Hate is different. It never brings good. It separates and seeks to destroy. And we can all choose it. Or we can choose love.
Why is race important? Because if I can help my white son to understand his privilege, he might help his young friends to understand. If I can encourage him to use his privilege to make a system better, I have hope that he might be involved in some positive and real change one day. If I can assure my daughters that they are strong, that they matter and belong, and give them a chance to be honored both in our family and outside because of all the amazing things that they are, including their race and ethnicity, then they can give their friends the chance to experience what it’s like much earlier than I had the opportunity. They can change the world.
So race matters, it has always mattered, and respect and honor related to it is the way to become a united nation, one that promotes dignity and worth of its most vulnerable as well as promotes the democracy we founded the country on.
If you’re White, think about how to use your privilege to make things better. Consider with me how we can move past ourselves to experience the peace that can be when love conquers hate. Those with the power to change the system bear that responsibility.
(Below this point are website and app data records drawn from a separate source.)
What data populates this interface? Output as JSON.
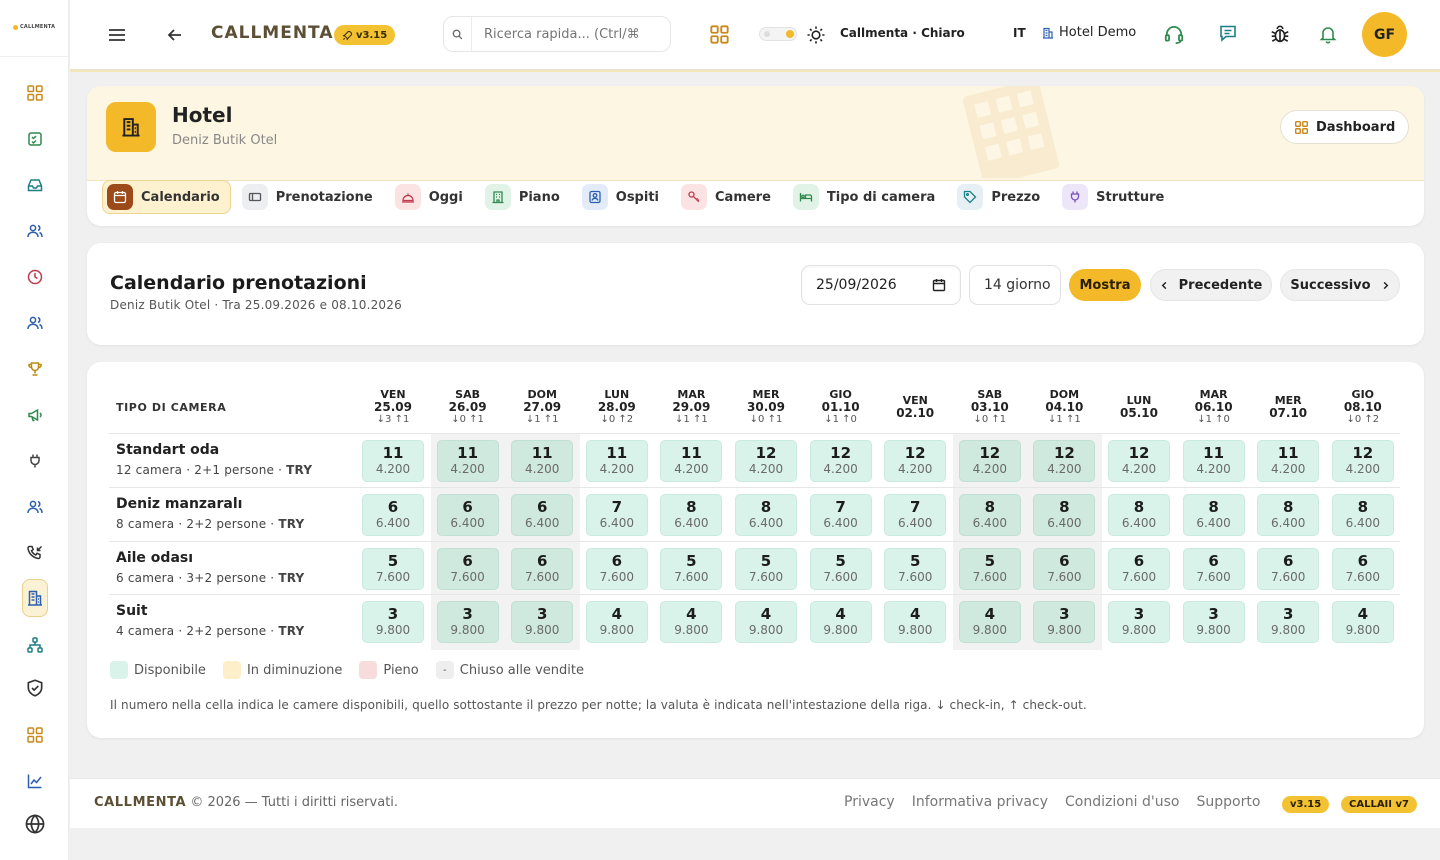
{
  "app": {
    "logo_text": "CALLMENTA",
    "brand": "CALLMENTA",
    "version": "v3.15",
    "search_placeholder": "Ricerca rapida... (Ctrl/⌘",
    "theme_label": "Callmenta · Chiaro",
    "language": "IT",
    "hotel_selector": "Hotel Demo",
    "user_initials": "GF"
  },
  "hotel": {
    "title": "Hotel",
    "subtitle": "Deniz Butik Otel",
    "dashboard_label": "Dashboard",
    "tabs": [
      {
        "label": "Calendario",
        "icon": "calendar-icon"
      },
      {
        "label": "Prenotazione",
        "icon": "card-icon"
      },
      {
        "label": "Oggi",
        "icon": "bell-service-icon"
      },
      {
        "label": "Piano",
        "icon": "building-icon"
      },
      {
        "label": "Ospiti",
        "icon": "contact-icon"
      },
      {
        "label": "Camere",
        "icon": "key-icon"
      },
      {
        "label": "Tipo di camera",
        "icon": "bed-icon"
      },
      {
        "label": "Prezzo",
        "icon": "tag-icon"
      },
      {
        "label": "Strutture",
        "icon": "facilities-icon"
      }
    ]
  },
  "calendar": {
    "title": "Calendario prenotazioni",
    "subtitle": "Deniz Butik Otel · Tra 25.09.2026 e 08.10.2026",
    "start_date": "25/09/2026",
    "days_value": "14 giorno",
    "show_label": "Mostra",
    "prev_label": "Precedente",
    "next_label": "Successivo"
  },
  "grid": {
    "type_header": "TIPO DI CAMERA",
    "days": [
      {
        "dow": "VEN",
        "date": "25.09",
        "moves": "↓3 ↑1",
        "weekend": false
      },
      {
        "dow": "SAB",
        "date": "26.09",
        "moves": "↓0 ↑1",
        "weekend": true
      },
      {
        "dow": "DOM",
        "date": "27.09",
        "moves": "↓1 ↑1",
        "weekend": true
      },
      {
        "dow": "LUN",
        "date": "28.09",
        "moves": "↓0 ↑2",
        "weekend": false
      },
      {
        "dow": "MAR",
        "date": "29.09",
        "moves": "↓1 ↑1",
        "weekend": false
      },
      {
        "dow": "MER",
        "date": "30.09",
        "moves": "↓0 ↑1",
        "weekend": false
      },
      {
        "dow": "GIO",
        "date": "01.10",
        "moves": "↓1 ↑0",
        "weekend": false
      },
      {
        "dow": "VEN",
        "date": "02.10",
        "moves": "",
        "weekend": false
      },
      {
        "dow": "SAB",
        "date": "03.10",
        "moves": "↓0 ↑1",
        "weekend": true
      },
      {
        "dow": "DOM",
        "date": "04.10",
        "moves": "↓1 ↑1",
        "weekend": true
      },
      {
        "dow": "LUN",
        "date": "05.10",
        "moves": "",
        "weekend": false
      },
      {
        "dow": "MAR",
        "date": "06.10",
        "moves": "↓1 ↑0",
        "weekend": false
      },
      {
        "dow": "MER",
        "date": "07.10",
        "moves": "",
        "weekend": false
      },
      {
        "dow": "GIO",
        "date": "08.10",
        "moves": "↓0 ↑2",
        "weekend": false
      }
    ],
    "rows": [
      {
        "name": "Standart oda",
        "rooms": "12 camera",
        "persons": "2+1 persone",
        "currency": "TRY",
        "avail": [
          "11",
          "11",
          "11",
          "11",
          "11",
          "12",
          "12",
          "12",
          "12",
          "12",
          "12",
          "11",
          "11",
          "12"
        ],
        "prices": [
          "4.200",
          "4.200",
          "4.200",
          "4.200",
          "4.200",
          "4.200",
          "4.200",
          "4.200",
          "4.200",
          "4.200",
          "4.200",
          "4.200",
          "4.200",
          "4.200"
        ]
      },
      {
        "name": "Deniz manzaralı",
        "rooms": "8 camera",
        "persons": "2+2 persone",
        "currency": "TRY",
        "avail": [
          "6",
          "6",
          "6",
          "7",
          "8",
          "8",
          "7",
          "7",
          "8",
          "8",
          "8",
          "8",
          "8",
          "8"
        ],
        "prices": [
          "6.400",
          "6.400",
          "6.400",
          "6.400",
          "6.400",
          "6.400",
          "6.400",
          "6.400",
          "6.400",
          "6.400",
          "6.400",
          "6.400",
          "6.400",
          "6.400"
        ]
      },
      {
        "name": "Aile odası",
        "rooms": "6 camera",
        "persons": "3+2 persone",
        "currency": "TRY",
        "avail": [
          "5",
          "6",
          "6",
          "6",
          "5",
          "5",
          "5",
          "5",
          "5",
          "6",
          "6",
          "6",
          "6",
          "6"
        ],
        "prices": [
          "7.600",
          "7.600",
          "7.600",
          "7.600",
          "7.600",
          "7.600",
          "7.600",
          "7.600",
          "7.600",
          "7.600",
          "7.600",
          "7.600",
          "7.600",
          "7.600"
        ]
      },
      {
        "name": "Suit",
        "rooms": "4 camera",
        "persons": "2+2 persone",
        "currency": "TRY",
        "avail": [
          "3",
          "3",
          "3",
          "4",
          "4",
          "4",
          "4",
          "4",
          "4",
          "3",
          "3",
          "3",
          "3",
          "4"
        ],
        "prices": [
          "9.800",
          "9.800",
          "9.800",
          "9.800",
          "9.800",
          "9.800",
          "9.800",
          "9.800",
          "9.800",
          "9.800",
          "9.800",
          "9.800",
          "9.800",
          "9.800"
        ]
      }
    ],
    "legend": [
      {
        "label": "Disponibile",
        "color": "#d9f3ea",
        "symbol": ""
      },
      {
        "label": "In diminuzione",
        "color": "#fcefc9",
        "symbol": ""
      },
      {
        "label": "Pieno",
        "color": "#f8dcdc",
        "symbol": ""
      },
      {
        "label": "Chiuso alle vendite",
        "color": "#eeeeee",
        "symbol": "-"
      }
    ],
    "note": "Il numero nella cella indica le camere disponibili, quello sottostante il prezzo per notte; la valuta è indicata nell'intestazione della riga. ↓ check-in, ↑ check-out."
  },
  "footer": {
    "brand": "CALLMENTA",
    "copyright": "© 2026 — Tutti i diritti riservati.",
    "links": [
      "Privacy",
      "Informativa privacy",
      "Condizioni d'uso",
      "Supporto"
    ],
    "badge1": "v3.15",
    "badge2": "CALLAII v7"
  },
  "colors": {
    "accent": "#f3b928",
    "available": "#d9f3ea",
    "brand_text": "#5b4f34"
  }
}
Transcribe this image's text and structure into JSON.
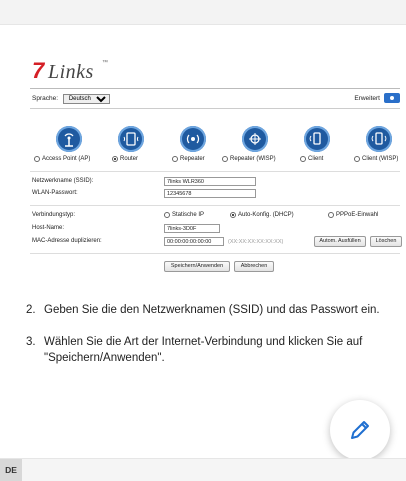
{
  "router_ui": {
    "logo_seven": "7",
    "logo_links": "Links",
    "logo_tm": "™",
    "language_label": "Sprache:",
    "language_selected": "Deutsch",
    "advanced_label": "Erweitert",
    "modes": [
      {
        "label": "Access Point (AP)",
        "icon": "access-point-icon",
        "selected": false
      },
      {
        "label": "Router",
        "icon": "router-icon",
        "selected": true
      },
      {
        "label": "Repeater",
        "icon": "repeater-icon",
        "selected": false
      },
      {
        "label": "Repeater (WISP)",
        "icon": "wisp-icon",
        "selected": false
      },
      {
        "label": "Client",
        "icon": "client-icon",
        "selected": false
      },
      {
        "label": "Client (WISP)",
        "icon": "client-wisp-icon",
        "selected": false
      }
    ],
    "network_name_label": "Netzwerkname (SSID):",
    "network_name_value": "7links WLR360",
    "wlan_password_label": "WLAN-Passwort:",
    "wlan_password_value": "12345678",
    "connection_type_label": "Verbindungstyp:",
    "connection_options": [
      {
        "label": "Statische IP",
        "selected": false
      },
      {
        "label": "Auto-Konfig. (DHCP)",
        "selected": true
      },
      {
        "label": "PPPoE-Einwahl",
        "selected": false
      }
    ],
    "host_name_label": "Host-Name:",
    "host_name_value": "7links-3D0F",
    "mac_label": "MAC-Adresse duplizieren:",
    "mac_value": "00:00:00:00:00:00",
    "mac_hint": "(XX:XX:XX:XX:XX:XX)",
    "autofill_button": "Autom. Ausfüllen",
    "delete_button": "Löschen",
    "save_button": "Speichern/Anwenden",
    "cancel_button": "Abbrechen"
  },
  "instructions": [
    {
      "num": "2.",
      "lines": [
        "Geben Sie die den Netzwerknamen (SSID) und das Passwort ein."
      ]
    },
    {
      "num": "3.",
      "lines": [
        "Wählen Sie die Art der Internet-Verbindung und klicken Sie auf",
        "\"Speichern/Anwenden\"."
      ]
    }
  ],
  "footer": {
    "language_code": "DE"
  },
  "colors": {
    "brand_red": "#d51f26",
    "icon_blue": "#1f5aa0",
    "toggle_blue": "#2a6fc9"
  },
  "fab": {
    "icon": "pencil-icon"
  }
}
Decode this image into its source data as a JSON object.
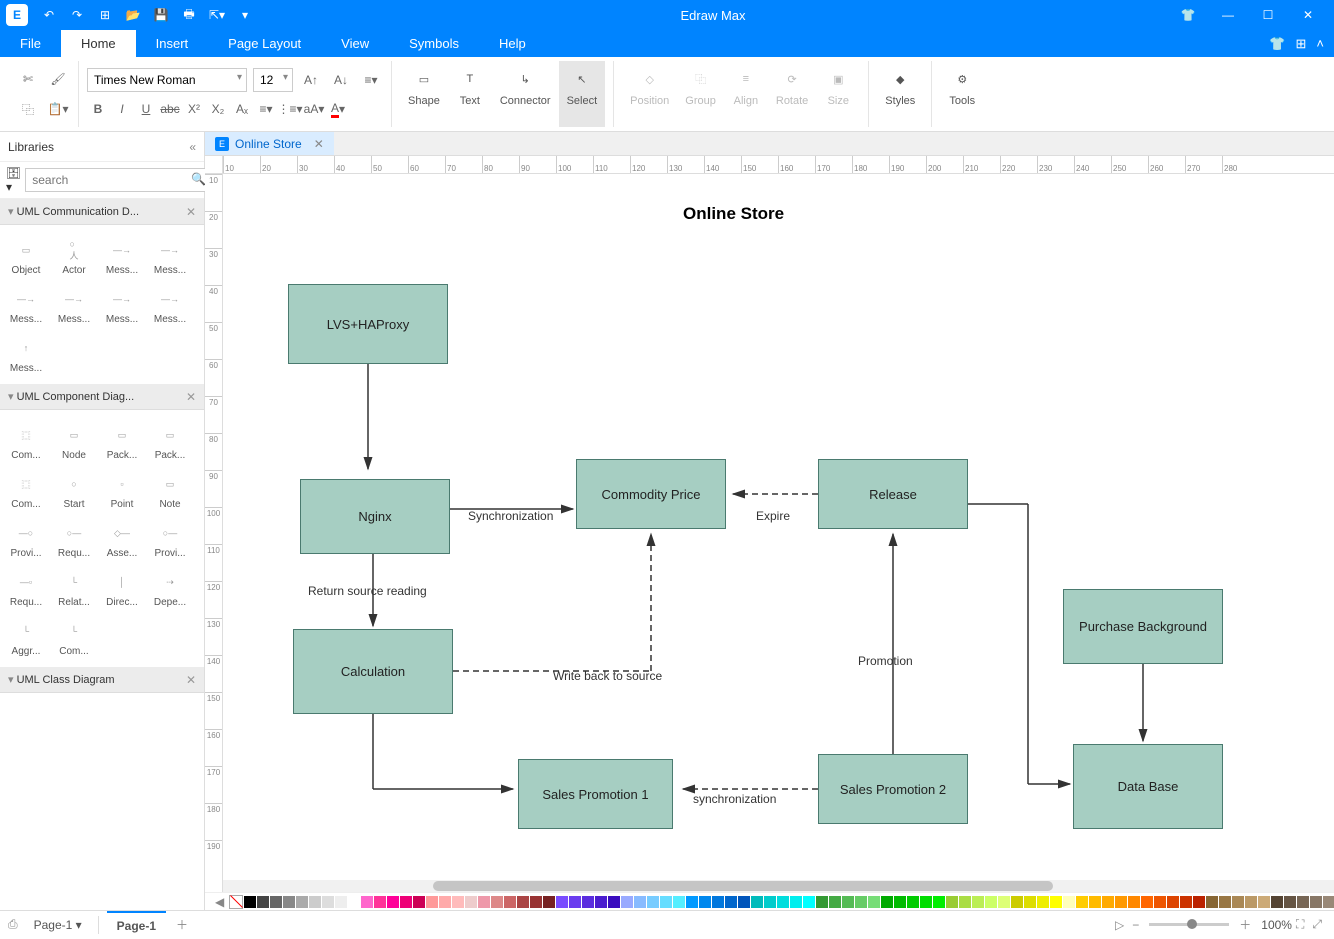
{
  "app": {
    "title": "Edraw Max"
  },
  "menus": {
    "file": "File",
    "home": "Home",
    "insert": "Insert",
    "page_layout": "Page Layout",
    "view": "View",
    "symbols": "Symbols",
    "help": "Help"
  },
  "ribbon": {
    "font_name": "Times New Roman",
    "font_size": "12",
    "shape": "Shape",
    "text": "Text",
    "connector": "Connector",
    "select": "Select",
    "position": "Position",
    "group": "Group",
    "align": "Align",
    "rotate": "Rotate",
    "size": "Size",
    "styles": "Styles",
    "tools": "Tools"
  },
  "libraries": {
    "title": "Libraries",
    "search_placeholder": "search",
    "cat1": "UML Communication D...",
    "cat1_items": [
      "Object",
      "Actor",
      "Mess...",
      "Mess...",
      "Mess...",
      "Mess...",
      "Mess...",
      "Mess...",
      "Mess..."
    ],
    "cat2": "UML Component Diag...",
    "cat2_items": [
      "Com...",
      "Node",
      "Pack...",
      "Pack...",
      "Com...",
      "Start",
      "Point",
      "Note",
      "Provi...",
      "Requ...",
      "Asse...",
      "Provi...",
      "Requ...",
      "Relat...",
      "Direc...",
      "Depe...",
      "Aggr...",
      "Com..."
    ],
    "cat3": "UML Class Diagram"
  },
  "doc_tab": "Online Store",
  "diagram": {
    "title": "Online Store",
    "nodes": {
      "lvs": "LVS+HAProxy",
      "nginx": "Nginx",
      "commodity": "Commodity Price",
      "release": "Release",
      "calculation": "Calculation",
      "promo1": "Sales Promotion 1",
      "promo2": "Sales Promotion 2",
      "purchase": "Purchase Background",
      "database": "Data Base"
    },
    "labels": {
      "sync1": "Synchronization",
      "expire": "Expire",
      "return_src": "Return source reading",
      "writeback": "Write back to source",
      "promotion": "Promotion",
      "sync2": "synchronization"
    }
  },
  "ruler_h": [
    "10",
    "20",
    "30",
    "40",
    "50",
    "60",
    "70",
    "80",
    "90",
    "100",
    "110",
    "120",
    "130",
    "140",
    "150",
    "160",
    "170",
    "180",
    "190",
    "200",
    "210",
    "220",
    "230",
    "240",
    "250",
    "260",
    "270",
    "280"
  ],
  "ruler_v": [
    "10",
    "20",
    "30",
    "40",
    "50",
    "60",
    "70",
    "80",
    "90",
    "100",
    "110",
    "120",
    "130",
    "140",
    "150",
    "160",
    "170",
    "180",
    "190"
  ],
  "status": {
    "page_select": "Page-1",
    "page_tab": "Page-1",
    "zoom": "100%"
  },
  "swatches": [
    "#000",
    "#444",
    "#666",
    "#888",
    "#aaa",
    "#ccc",
    "#ddd",
    "#eee",
    "#fff",
    "#f6c",
    "#f39",
    "#f09",
    "#e07",
    "#c05",
    "#f99",
    "#faa",
    "#fbb",
    "#ecc",
    "#e9a",
    "#d88",
    "#c66",
    "#a44",
    "#933",
    "#722",
    "#7a4cff",
    "#6a3cef",
    "#5a2cdf",
    "#4a1ccf",
    "#3a0cbf",
    "#9af",
    "#8bf",
    "#7cf",
    "#6df",
    "#5ef",
    "#09f",
    "#08e",
    "#07d",
    "#06c",
    "#05b",
    "#0bb",
    "#0cc",
    "#0dd",
    "#0ee",
    "#0ff",
    "#393",
    "#4a4",
    "#5b5",
    "#6c6",
    "#7d7",
    "#0a0",
    "#0b0",
    "#0c0",
    "#0d0",
    "#0e0",
    "#9c3",
    "#ad4",
    "#be5",
    "#cf6",
    "#df7",
    "#cc0",
    "#dd0",
    "#ee0",
    "#ff0",
    "#ffb",
    "#fc0",
    "#fb0",
    "#fa0",
    "#f90",
    "#f80",
    "#f60",
    "#e50",
    "#d40",
    "#c30",
    "#b20",
    "#863",
    "#974",
    "#a85",
    "#b96",
    "#ca7",
    "#543",
    "#654",
    "#765",
    "#876",
    "#987"
  ]
}
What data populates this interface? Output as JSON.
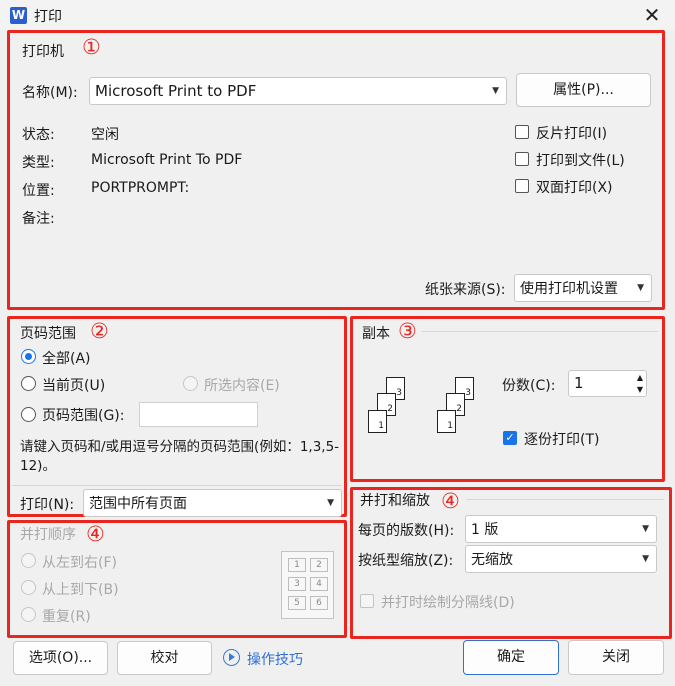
{
  "window": {
    "title": "打印",
    "app_icon_letter": "W"
  },
  "printer": {
    "group_title": "打印机",
    "marker": "①",
    "name_label": "名称(M):",
    "name_value": "Microsoft Print to PDF",
    "properties_button": "属性(P)...",
    "status_label": "状态:",
    "status_value": "空闲",
    "type_label": "类型:",
    "type_value": "Microsoft Print To PDF",
    "location_label": "位置:",
    "location_value": "PORTPROMPT:",
    "comment_label": "备注:",
    "reverse_print": "反片打印(I)",
    "print_to_file": "打印到文件(L)",
    "duplex": "双面打印(X)",
    "paper_source_label": "纸张来源(S):",
    "paper_source_value": "使用打印机设置"
  },
  "page_range": {
    "group_title": "页码范围",
    "marker": "②",
    "all": "全部(A)",
    "current": "当前页(U)",
    "selection": "所选内容(E)",
    "pages": "页码范围(G):",
    "pages_value": "",
    "hint": "请键入页码和/或用逗号分隔的页码范围(例如：1,3,5-12)。",
    "print_label": "打印(N):",
    "print_value": "范围中所有页面"
  },
  "copies": {
    "group_title": "副本",
    "marker": "③",
    "count_label": "份数(C):",
    "count_value": "1",
    "collate": "逐份打印(T)",
    "collate_checked": true,
    "page_numbers": [
      "1",
      "2",
      "3"
    ]
  },
  "order": {
    "group_title": "并打顺序",
    "marker": "④",
    "left_to_right": "从左到右(F)",
    "top_to_bottom": "从上到下(B)",
    "repeat": "重复(R)",
    "cells": [
      "1",
      "2",
      "3",
      "4",
      "5",
      "6"
    ]
  },
  "zoom": {
    "group_title": "并打和缩放",
    "marker": "④",
    "pages_per_sheet_label": "每页的版数(H):",
    "pages_per_sheet_value": "1 版",
    "scale_label": "按纸型缩放(Z):",
    "scale_value": "无缩放",
    "draw_borders": "并打时绘制分隔线(D)"
  },
  "footer": {
    "options_button": "选项(O)...",
    "proof_button": "校对",
    "tips_link": "操作技巧",
    "ok_button": "确定",
    "close_button": "关闭"
  },
  "colors": {
    "annotation_red": "#e8261d",
    "accent_blue": "#1a73e8"
  }
}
Just a few thoughts for the day. Wishing us all peace and a sense of belonging.